Unique Indexes Versus Unique Constraints

Greg Low argues that you should create unique constraints instead of unique indexes whenever possible:

The CREATE INDEX statement is used to do exactly what its name says, it creates an index. But when you say CREATE UNIQUE INDEX, you are doing more than that; you are enforcing a business rule that involves uniqueness.

I have a simple rule on this. Wherever possible business rules like uniqueness, check values, etc. should be part of the design of the table, and not enforced in an external object like an index.

So, rather than a unique index, I’d rather see a unique constraint on the underlying table.

But that’s where real life steps in. I see two scenarios that lead me to occasionally use CREATE UNIQUE INDEX.

Here’s a third:  creating constraints can cause blocking issues.  If you already have a large table and Enterprise Edition, creating a unique index can be an online operation (unless you have a clustered columnstore index on the table), but a unique constraint is always a blocking activity.

Related Posts

Index Design When Handling Sorts

Erik Darling walks us through some of the nuance of index deisgn: When tuning queries that need to sort large amounts of data, sometimes it makes sense to stick the ordering elements as the leading key column(s) in your index. This allows SQL Server to easily sort your data by that column, and then access […]

Read More

Finding System-Generated Constraint Names

Michael J. Swart has a script which helps you find system-generated constraint names: Names for constraints are optional meaning that if you don’t provide a name when it’s created or cannot afford one, one will be appointed to you by the system. These system provided names are messy things and I don’t think I have […]
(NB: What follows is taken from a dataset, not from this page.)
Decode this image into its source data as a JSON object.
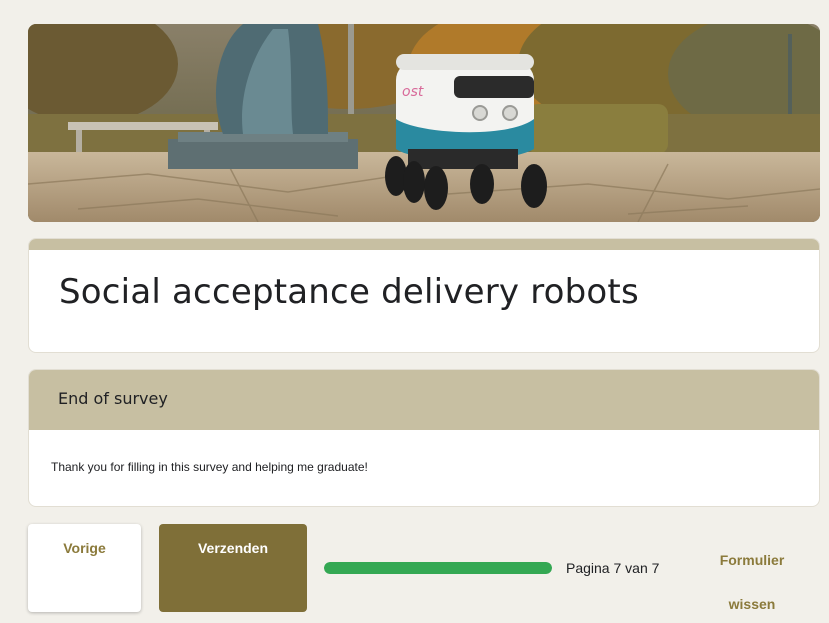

Read More

Categories

March 2018
MTWTFSS
« Feb Apr »
 1234
567891011
12131415161718
19202122232425
262728293031